SCHOOL FUNDING: Indianapolis Public Schools is expecting a deficit for the third year in a row next year, and leaders say that in order to pay the bills, they may soon ask taxpayers for more money. If IPS decides to have a referendum, it will be in good company. Three Northwest Indiana school districts have decided to ask voters to approve tax increases for school funding in the May 2 special election. More from the Post-Tribune.

STUDENT PROTECTIONS: Like Indianapolis Public Schools did last week, Logansport has come out with a plan to try to offer protection to immigrant students who might be fearful of deportation as a result of recent executive orders from President Donald Trump. WLFI has more.

STATE SUPERINTENDENT: Stories this weekend from the Journal Gazette, Associated Press, and The Statehouse File shed light on the surprising Senate vote last week to kill a bill that would make the state superintendent appointed rather than elected — a move that also puts a similar House bill in jeopardy. A few small changes could give the concept new life, Senate President David Long said on Friday.

LEAD CONCERNS: According to the Associated Press, the Indiana Finance Authority is creating a program where any public school in the state could elect to have free testing of its drinking water for lead contamination.

BUDGET PASSES HOUSE: Lawmakers in the Indiana House approved, 68-29, the first draft of the state’s next two-year budget today. The plan has been criticized by House Democrats for not providing enough new funding to education, while Republicans say K-12 schools have consistently been a top priority, even in a year when state revenue is limited. Read more on today’s vote from the Journal Gazette and more details on the plan from Chalkbeat.
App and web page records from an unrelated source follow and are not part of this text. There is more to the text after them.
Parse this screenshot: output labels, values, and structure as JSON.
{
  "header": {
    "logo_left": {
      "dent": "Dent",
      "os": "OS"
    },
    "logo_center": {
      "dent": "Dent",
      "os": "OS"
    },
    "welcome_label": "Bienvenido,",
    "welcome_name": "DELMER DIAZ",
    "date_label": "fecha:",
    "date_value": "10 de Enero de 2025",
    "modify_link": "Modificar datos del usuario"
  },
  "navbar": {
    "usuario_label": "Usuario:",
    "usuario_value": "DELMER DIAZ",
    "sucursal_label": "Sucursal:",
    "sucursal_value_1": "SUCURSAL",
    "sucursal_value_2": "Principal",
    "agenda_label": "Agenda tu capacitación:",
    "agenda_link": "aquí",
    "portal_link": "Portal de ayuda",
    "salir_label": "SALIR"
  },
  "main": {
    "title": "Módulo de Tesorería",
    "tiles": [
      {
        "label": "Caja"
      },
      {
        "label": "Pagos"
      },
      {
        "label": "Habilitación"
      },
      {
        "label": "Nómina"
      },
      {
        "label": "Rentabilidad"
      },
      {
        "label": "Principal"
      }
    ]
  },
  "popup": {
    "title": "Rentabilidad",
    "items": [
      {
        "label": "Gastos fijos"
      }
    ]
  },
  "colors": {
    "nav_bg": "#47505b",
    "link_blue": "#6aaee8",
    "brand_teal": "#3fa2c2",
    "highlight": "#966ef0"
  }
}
SOME FUN: The Oscars are garnering lots of attention for the mix-up over precisely which movie won best picture, but schools also got a moment in the spotlight. One of the songwriters for “La La Land,” Justin Paul, thanked the public school where he said “arts and culture were valued and recognized and resourced” during his acceptance speech. Read more in Chalkbeat.